TASK MATERIAL START

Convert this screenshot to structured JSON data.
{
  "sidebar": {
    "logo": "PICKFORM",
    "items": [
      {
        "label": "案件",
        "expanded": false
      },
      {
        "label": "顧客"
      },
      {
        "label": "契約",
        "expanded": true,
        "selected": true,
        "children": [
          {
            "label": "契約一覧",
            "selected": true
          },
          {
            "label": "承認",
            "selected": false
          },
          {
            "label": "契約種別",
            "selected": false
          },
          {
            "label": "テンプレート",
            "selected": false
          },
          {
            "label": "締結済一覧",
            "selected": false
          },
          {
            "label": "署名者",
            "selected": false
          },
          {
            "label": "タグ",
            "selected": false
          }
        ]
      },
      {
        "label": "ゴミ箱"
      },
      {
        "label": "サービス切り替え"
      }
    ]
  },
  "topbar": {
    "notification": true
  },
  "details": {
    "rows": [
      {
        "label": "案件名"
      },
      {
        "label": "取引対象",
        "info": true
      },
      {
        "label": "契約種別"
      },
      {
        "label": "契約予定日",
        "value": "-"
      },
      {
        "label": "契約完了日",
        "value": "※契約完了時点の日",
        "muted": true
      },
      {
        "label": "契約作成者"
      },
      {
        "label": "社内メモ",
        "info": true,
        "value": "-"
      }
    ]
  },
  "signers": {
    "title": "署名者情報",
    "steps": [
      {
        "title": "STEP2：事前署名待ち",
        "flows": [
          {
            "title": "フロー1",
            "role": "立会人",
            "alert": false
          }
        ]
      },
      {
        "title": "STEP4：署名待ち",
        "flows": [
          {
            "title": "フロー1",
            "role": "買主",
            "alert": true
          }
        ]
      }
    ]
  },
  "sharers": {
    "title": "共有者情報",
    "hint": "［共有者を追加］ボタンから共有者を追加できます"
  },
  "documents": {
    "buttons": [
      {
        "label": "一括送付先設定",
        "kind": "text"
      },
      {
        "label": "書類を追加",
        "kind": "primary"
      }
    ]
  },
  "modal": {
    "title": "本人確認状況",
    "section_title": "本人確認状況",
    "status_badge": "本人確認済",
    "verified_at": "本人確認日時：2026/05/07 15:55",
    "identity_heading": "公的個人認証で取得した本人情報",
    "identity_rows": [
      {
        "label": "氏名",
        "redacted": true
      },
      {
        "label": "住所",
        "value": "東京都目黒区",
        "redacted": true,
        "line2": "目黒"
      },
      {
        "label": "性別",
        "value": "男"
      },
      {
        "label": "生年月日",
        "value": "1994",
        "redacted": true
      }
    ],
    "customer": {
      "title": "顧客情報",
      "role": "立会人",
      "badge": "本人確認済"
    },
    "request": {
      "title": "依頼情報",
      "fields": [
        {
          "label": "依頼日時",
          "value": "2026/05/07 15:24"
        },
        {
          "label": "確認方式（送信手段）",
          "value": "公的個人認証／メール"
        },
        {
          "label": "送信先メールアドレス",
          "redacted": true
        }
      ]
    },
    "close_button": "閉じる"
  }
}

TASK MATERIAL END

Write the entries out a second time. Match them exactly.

Convert this screenshot to structured JSON data.
{
  "sidebar": {
    "logo": "PICKFORM",
    "items": [
      {
        "label": "案件",
        "expanded": false
      },
      {
        "label": "顧客"
      },
      {
        "label": "契約",
        "expanded": true,
        "selected": true,
        "children": [
          {
            "label": "契約一覧",
            "selected": true
          },
          {
            "label": "承認",
            "selected": false
          },
          {
            "label": "契約種別",
            "selected": false
          },
          {
            "label": "テンプレート",
            "selected": false
          },
          {
            "label": "締結済一覧",
            "selected": false
          },
          {
            "label": "署名者",
            "selected": false
          },
          {
            "label": "タグ",
            "selected": false
          }
        ]
      },
      {
        "label": "ゴミ箱"
      },
      {
        "label": "サービス切り替え"
      }
    ]
  },
  "topbar": {
    "notification": true
  },
  "details": {
    "rows": [
      {
        "label": "案件名"
      },
      {
        "label": "取引対象",
        "info": true
      },
      {
        "label": "契約種別"
      },
      {
        "label": "契約予定日",
        "value": "-"
      },
      {
        "label": "契約完了日",
        "value": "※契約完了時点の日",
        "muted": true
      },
      {
        "label": "契約作成者"
      },
      {
        "label": "社内メモ",
        "info": true,
        "value": "-"
      }
    ]
  },
  "signers": {
    "title": "署名者情報",
    "steps": [
      {
        "title": "STEP2：事前署名待ち",
        "flows": [
          {
            "title": "フロー1",
            "role": "立会人",
            "alert": false
          }
        ]
      },
      {
        "title": "STEP4：署名待ち",
        "flows": [
          {
            "title": "フロー1",
            "role": "買主",
            "alert": true
          }
        ]
      }
    ]
  },
  "sharers": {
    "title": "共有者情報",
    "hint": "［共有者を追加］ボタンから共有者を追加できます"
  },
  "documents": {
    "buttons": [
      {
        "label": "一括送付先設定",
        "kind": "text"
      },
      {
        "label": "書類を追加",
        "kind": "primary"
      }
    ]
  },
  "modal": {
    "title": "本人確認状況",
    "section_title": "本人確認状況",
    "status_badge": "本人確認済",
    "verified_at": "本人確認日時：2026/05/07 15:55",
    "identity_heading": "公的個人認証で取得した本人情報",
    "identity_rows": [
      {
        "label": "氏名",
        "redacted": true
      },
      {
        "label": "住所",
        "value": "東京都目黒区",
        "redacted": true,
        "line2": "目黒"
      },
      {
        "label": "性別",
        "value": "男"
      },
      {
        "label": "生年月日",
        "value": "1994",
        "redacted": true
      }
    ],
    "customer": {
      "title": "顧客情報",
      "role": "立会人",
      "badge": "本人確認済"
    },
    "request": {
      "title": "依頼情報",
      "fields": [
        {
          "label": "依頼日時",
          "value": "2026/05/07 15:24"
        },
        {
          "label": "確認方式（送信手段）",
          "value": "公的個人認証／メール"
        },
        {
          "label": "送信先メールアドレス",
          "redacted": true
        }
      ]
    },
    "close_button": "閉じる"
  }
}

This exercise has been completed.